## Your task
Where does the string "title" appear in the records? Copy every line that contains it.

(Data entries)
● ● ● ● ● ● ●

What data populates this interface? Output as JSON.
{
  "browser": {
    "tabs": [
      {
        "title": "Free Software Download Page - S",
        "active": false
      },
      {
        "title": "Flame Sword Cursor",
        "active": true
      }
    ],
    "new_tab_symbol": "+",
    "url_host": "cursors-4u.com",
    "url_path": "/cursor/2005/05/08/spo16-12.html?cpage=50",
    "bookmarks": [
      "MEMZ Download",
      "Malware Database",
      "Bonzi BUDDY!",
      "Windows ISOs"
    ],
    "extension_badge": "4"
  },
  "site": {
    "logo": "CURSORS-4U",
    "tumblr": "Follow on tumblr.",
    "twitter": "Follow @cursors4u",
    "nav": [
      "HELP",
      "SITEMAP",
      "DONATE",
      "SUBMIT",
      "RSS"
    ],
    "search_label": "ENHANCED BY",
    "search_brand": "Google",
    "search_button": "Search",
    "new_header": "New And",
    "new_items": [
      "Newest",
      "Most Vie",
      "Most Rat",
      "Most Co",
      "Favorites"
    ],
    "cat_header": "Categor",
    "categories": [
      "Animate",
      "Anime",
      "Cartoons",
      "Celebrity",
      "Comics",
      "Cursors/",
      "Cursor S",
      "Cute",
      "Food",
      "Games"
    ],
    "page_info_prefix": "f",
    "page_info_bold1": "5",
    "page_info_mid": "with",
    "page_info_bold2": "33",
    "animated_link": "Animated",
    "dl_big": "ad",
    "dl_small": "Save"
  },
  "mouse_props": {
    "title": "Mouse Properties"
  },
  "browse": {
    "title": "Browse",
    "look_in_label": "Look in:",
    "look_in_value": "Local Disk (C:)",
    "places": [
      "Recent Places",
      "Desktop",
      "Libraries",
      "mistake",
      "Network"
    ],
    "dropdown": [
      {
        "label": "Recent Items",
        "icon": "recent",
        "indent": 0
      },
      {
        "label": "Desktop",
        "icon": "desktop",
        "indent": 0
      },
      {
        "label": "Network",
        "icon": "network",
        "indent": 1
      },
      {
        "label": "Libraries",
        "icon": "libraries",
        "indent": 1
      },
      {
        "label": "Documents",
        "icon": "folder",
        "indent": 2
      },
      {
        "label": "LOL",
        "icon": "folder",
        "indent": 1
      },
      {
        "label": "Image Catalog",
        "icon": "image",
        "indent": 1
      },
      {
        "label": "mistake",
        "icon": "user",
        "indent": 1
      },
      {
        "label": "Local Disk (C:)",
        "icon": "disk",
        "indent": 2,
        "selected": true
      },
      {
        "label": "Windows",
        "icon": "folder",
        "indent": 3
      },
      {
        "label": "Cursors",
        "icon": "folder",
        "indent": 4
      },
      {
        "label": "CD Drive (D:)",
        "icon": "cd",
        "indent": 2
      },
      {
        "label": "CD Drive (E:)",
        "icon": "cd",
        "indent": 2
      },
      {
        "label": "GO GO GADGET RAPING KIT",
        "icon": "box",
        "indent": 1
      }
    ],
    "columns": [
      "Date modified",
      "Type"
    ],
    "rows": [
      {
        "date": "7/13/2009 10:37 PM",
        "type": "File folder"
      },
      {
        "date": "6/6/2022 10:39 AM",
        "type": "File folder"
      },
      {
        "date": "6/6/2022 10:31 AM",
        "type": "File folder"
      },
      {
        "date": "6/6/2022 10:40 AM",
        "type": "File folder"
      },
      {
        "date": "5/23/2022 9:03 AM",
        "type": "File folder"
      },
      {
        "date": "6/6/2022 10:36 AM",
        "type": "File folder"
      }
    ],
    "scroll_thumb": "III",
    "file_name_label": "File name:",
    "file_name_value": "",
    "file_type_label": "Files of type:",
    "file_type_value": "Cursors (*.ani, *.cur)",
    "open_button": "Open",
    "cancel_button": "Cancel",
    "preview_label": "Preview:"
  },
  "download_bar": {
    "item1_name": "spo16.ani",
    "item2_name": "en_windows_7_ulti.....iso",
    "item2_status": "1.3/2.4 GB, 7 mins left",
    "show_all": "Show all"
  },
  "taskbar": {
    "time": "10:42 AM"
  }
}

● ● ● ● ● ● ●

## Answer to the problem
        "title": "Free Software Download Page - S",
        "title": "Flame Sword Cursor",
    "title": "Mouse Properties"
    "title": "Browse",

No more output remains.